So, you’ve been reading all about emerging enterprise technologies. Maybe your organization has already modernized its applications, as many recently claim. You even went to a conference in which Enterprise 2.0 was all the rage. Your competition claims to be throwing all of its data and systems into the cloud. In this series of posts, I’ll discuss considerations for organizations that are beging to move beyond:
- traditional client-server architecture
- antiquated “intranets”
- long-term vendor contracts and expensive annual support agreements
Consideration 1: Do your new technologies add, replace, or subtract from existing ones?
While the economy appears to be improving, we’re not out of the woods. Translation from a technology standpoint: any new initiative more than likely has come with a built-in cost justification.

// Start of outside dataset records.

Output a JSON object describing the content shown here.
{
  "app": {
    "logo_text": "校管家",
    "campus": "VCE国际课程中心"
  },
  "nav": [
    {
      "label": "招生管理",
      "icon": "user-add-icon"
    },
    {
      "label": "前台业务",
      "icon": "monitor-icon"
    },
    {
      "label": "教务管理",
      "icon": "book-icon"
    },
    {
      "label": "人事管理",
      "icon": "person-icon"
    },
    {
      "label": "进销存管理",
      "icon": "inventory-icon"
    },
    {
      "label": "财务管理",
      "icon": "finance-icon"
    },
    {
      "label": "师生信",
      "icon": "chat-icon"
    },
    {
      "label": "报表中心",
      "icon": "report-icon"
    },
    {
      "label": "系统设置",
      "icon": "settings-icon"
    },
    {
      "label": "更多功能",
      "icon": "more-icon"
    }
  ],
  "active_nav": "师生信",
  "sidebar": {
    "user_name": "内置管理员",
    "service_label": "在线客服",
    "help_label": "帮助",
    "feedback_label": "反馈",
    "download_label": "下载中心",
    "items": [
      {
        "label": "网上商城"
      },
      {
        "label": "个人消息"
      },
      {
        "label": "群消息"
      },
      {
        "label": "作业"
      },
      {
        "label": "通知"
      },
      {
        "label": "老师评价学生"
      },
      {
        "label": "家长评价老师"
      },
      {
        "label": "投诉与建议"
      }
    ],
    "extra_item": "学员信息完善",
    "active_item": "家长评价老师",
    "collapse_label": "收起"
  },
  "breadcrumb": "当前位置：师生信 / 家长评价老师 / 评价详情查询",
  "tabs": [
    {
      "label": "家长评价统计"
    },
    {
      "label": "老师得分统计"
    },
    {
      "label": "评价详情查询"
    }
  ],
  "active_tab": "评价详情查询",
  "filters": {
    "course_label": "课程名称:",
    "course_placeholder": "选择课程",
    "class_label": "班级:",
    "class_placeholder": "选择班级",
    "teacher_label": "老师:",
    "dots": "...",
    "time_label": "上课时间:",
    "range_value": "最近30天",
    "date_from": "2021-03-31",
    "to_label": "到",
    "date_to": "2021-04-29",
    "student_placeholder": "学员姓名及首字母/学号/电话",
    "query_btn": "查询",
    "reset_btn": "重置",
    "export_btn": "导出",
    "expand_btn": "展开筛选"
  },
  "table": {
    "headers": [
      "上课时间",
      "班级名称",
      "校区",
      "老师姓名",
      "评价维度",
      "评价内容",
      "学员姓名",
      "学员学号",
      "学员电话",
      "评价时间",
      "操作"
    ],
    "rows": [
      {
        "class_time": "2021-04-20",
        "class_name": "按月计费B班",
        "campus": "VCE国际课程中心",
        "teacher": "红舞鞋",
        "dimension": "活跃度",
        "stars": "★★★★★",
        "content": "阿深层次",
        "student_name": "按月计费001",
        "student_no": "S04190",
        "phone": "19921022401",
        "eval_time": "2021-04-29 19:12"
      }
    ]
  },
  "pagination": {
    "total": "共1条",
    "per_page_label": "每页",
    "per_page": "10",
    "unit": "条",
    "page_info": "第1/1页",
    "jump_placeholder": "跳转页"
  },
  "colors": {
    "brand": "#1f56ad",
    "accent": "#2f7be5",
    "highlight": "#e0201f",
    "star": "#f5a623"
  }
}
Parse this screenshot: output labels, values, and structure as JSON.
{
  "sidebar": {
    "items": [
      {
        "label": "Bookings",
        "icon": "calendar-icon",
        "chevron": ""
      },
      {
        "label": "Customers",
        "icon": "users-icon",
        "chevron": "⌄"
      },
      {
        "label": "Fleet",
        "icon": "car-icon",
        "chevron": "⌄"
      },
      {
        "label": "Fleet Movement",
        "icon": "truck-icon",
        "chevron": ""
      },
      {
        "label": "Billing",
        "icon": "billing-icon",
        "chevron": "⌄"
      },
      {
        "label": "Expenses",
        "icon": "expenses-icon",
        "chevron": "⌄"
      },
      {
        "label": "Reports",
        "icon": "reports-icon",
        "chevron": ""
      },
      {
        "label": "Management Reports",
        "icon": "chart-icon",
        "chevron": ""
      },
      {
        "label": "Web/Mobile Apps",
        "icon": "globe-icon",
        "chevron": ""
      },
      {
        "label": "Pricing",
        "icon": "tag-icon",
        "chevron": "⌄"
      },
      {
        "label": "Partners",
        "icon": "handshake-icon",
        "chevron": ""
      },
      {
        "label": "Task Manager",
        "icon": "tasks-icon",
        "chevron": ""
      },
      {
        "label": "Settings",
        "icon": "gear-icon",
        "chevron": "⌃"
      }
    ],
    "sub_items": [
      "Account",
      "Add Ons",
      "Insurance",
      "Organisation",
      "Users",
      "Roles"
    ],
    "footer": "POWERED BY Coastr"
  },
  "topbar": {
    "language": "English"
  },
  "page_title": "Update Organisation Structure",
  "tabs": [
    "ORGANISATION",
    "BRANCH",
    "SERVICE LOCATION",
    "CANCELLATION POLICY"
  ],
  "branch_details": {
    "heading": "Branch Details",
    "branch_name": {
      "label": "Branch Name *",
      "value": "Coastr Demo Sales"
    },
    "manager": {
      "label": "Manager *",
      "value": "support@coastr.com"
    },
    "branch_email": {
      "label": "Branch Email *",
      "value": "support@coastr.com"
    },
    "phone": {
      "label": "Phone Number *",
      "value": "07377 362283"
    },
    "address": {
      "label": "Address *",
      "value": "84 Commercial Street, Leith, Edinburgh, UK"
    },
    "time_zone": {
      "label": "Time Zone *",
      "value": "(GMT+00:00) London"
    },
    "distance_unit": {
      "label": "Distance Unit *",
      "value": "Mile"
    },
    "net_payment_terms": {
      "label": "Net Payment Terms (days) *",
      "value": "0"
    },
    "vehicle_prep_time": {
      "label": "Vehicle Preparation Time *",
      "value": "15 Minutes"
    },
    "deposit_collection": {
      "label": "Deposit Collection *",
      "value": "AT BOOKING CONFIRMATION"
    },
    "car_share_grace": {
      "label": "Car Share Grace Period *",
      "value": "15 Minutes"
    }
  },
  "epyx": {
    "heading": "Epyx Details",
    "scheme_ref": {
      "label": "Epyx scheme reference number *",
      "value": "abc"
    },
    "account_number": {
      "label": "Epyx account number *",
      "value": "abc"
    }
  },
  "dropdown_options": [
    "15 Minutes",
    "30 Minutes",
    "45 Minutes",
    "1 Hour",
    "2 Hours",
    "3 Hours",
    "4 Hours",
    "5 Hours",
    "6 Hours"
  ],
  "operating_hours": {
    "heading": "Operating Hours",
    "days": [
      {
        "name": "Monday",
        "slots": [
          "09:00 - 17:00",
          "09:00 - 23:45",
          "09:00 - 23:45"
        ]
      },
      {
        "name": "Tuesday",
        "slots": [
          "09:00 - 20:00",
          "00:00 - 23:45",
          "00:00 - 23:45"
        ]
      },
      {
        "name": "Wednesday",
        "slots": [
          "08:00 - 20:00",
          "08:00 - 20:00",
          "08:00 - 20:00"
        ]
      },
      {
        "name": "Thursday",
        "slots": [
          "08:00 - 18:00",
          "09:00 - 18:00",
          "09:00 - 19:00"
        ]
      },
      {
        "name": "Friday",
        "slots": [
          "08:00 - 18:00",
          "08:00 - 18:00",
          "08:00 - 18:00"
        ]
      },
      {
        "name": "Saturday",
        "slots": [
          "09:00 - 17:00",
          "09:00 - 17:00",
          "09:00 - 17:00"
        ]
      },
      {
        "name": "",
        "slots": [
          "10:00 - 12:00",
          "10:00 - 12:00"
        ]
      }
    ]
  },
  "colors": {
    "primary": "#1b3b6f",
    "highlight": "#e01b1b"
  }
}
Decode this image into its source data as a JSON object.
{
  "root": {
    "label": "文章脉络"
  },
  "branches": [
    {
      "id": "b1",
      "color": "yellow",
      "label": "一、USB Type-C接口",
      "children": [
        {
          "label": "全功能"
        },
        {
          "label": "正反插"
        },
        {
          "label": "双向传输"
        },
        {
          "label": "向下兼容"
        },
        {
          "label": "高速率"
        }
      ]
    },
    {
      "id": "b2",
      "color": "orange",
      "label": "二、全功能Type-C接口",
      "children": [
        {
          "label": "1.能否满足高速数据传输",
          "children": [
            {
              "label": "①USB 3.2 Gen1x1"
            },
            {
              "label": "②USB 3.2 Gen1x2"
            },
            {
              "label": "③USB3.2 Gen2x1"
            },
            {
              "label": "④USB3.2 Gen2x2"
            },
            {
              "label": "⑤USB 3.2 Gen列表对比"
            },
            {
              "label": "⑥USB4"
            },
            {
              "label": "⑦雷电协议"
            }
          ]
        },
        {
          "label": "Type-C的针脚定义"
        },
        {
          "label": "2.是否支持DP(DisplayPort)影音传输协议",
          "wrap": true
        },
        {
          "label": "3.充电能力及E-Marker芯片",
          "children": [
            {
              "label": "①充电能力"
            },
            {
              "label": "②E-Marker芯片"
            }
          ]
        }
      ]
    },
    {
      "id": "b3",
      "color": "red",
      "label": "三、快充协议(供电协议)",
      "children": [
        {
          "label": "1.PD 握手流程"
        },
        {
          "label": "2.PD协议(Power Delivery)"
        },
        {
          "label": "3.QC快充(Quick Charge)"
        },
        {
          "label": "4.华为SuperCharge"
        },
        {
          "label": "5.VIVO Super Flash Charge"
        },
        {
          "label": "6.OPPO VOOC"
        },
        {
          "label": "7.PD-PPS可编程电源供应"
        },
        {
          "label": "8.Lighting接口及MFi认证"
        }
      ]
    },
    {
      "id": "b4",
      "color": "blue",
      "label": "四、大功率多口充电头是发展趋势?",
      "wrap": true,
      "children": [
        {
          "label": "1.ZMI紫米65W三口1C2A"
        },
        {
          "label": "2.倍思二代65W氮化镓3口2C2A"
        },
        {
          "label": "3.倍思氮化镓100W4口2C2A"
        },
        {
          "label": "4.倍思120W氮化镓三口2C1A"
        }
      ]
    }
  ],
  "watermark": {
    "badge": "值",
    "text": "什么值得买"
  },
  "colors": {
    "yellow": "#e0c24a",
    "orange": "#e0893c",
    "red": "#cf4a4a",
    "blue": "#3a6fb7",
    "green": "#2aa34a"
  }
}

Many organizations make a fundamental mistake when going in new technology directions: they tack additional applications and infrastructure on to existing ones. As a result, savings that look so promising during the RFP process never materializes.
Consider one of my clients. Emboldened by the promise of lower IT costs, near-constant access to data, and the desire to be doing something cutting edge, it began several cloud computing initiatives. The organization was far too big and complicated to do everything at once–without causing chaos. As a result, it started small with phased approach, cutting over a few applications at a time.
Fast forward to the end of the year. As IT looked at its budget for 2011, those supposed savings from cloud computing appeared to be missing for one simple reason: total IT costs in 2010 exceeded those in 2009. Why? Enabling certain applications in the cloud by working with new vendors and technologies were not line items on balance sheets in 2009. In effect, cloud-based applications just “added to” total IT costs and the CIO was mistakenly left with the impression that the savings for this exciting new technology were smoke and mirrors. The CIO put the kibosh on 2011 cloud computing endeavors.
Have a long-term plan when embracing any new technology. Rarely will savings be dramatic in one year at a large organization tied to long-term vendor contracts and ways of doing things. (Note, however, that “big bang” savings may in fact be difficult to achieve based upon company size. For example, many smaller companies can more easily embrace emerging technologies for a wide variety of reasons. In fact, I detail one such company–a law firm–in my new book, The New Small.)
What say you?